The cult-favorite series became a breakout and helped turn Whedon into a household name, while also launching the careers of the show's stars (including David Boreanaz and Alyson Hannigan) and writers (including Jane Espenson and Marti Noxon). Buffy has been ranked as one of the greatest TV series of all time and hailed for the way in which Whedon and the writers challenged gender norms and portrayed Buffy as a feminist hero.
In an interview with The Hollywood Reporter in March 2017, pegged to the show's 20th anniversary, Whedon said he wouldn't rule out a Buffy reboot or reunion but also expressed his "fear" at the idea: "I see a little bit of what I call monkey's paw in these reboots. You bring something back, and even if it's exactly as good as it was, the experience can't be. You've already experienced it, and part of what was great was going through it for the first time. You have to meet expectations and adjust it for the climate, which is not easy. Luckily most of my actors still look wonderful, but I'm not worried about them being creaky. I'm more worried about me being creaky as a storyteller. You don't want that feeling that you should have left before the encore."
The decision to reboot Buffy comes a few months after Fox and 20th TV chairman and CEO Gary Newman hinted that the title could soon find itself in the studio's development pipeline. "[Buffy] is probably our most ripe show for a remake. It's something we talk about frequently," he said in March, noting that the choice to do so ultimately was up to Whedon.
For her part, Owusu-Breen recently created and showran NBC's Midnight, Texas. She left the series after season one. Her credits also include Revolution, Fringe, Brothers & Sisters, Alias, Lost and Charmed. She is repped by WME.
The Buffy reboot and HBO drama mark a return to television for Whedon, whose credits include Buffy spinoff Angel, Firefly and Dollhouse. The once-beloved showrunner has been criticized more recently after allegations of cheating from his ex-wife. Whedon is repped by CAA and Ziffren Brittenham.

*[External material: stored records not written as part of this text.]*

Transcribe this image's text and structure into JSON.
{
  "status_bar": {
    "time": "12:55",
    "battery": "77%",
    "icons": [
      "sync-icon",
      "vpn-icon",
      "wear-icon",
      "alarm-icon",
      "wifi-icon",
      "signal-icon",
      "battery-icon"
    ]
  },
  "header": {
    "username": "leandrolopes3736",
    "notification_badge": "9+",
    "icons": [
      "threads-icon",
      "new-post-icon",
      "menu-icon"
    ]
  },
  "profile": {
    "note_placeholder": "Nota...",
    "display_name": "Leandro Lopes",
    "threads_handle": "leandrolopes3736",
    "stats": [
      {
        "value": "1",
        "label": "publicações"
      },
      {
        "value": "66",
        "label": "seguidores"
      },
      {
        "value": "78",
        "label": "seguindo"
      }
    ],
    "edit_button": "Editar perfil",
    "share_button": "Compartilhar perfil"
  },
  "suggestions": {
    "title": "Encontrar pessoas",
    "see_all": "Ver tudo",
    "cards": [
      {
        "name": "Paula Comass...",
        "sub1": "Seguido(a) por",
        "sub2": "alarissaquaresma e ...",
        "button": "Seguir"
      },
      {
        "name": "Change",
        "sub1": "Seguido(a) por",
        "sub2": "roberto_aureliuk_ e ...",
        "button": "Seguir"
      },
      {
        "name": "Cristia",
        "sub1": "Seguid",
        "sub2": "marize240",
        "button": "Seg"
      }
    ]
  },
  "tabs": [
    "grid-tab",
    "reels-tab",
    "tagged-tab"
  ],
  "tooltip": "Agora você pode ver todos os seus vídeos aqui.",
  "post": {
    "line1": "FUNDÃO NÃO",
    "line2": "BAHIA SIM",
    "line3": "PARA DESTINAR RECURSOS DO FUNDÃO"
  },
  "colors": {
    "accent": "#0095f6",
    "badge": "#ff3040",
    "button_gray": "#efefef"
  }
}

Reboots and spinoffs continue to be in demand as broadcast, streaming and cable outlets alike look for proven IP in a bid to both monetize libraries and cut through a cluttered scripted landscape that features more than 500 scripted originals this year alone. For its part, 20th TV has revived 24 and Prison Break, among others, in recent years. The Buffy reboot is part of a larger effort by Fox 21 to expand its slate to streaming and cable.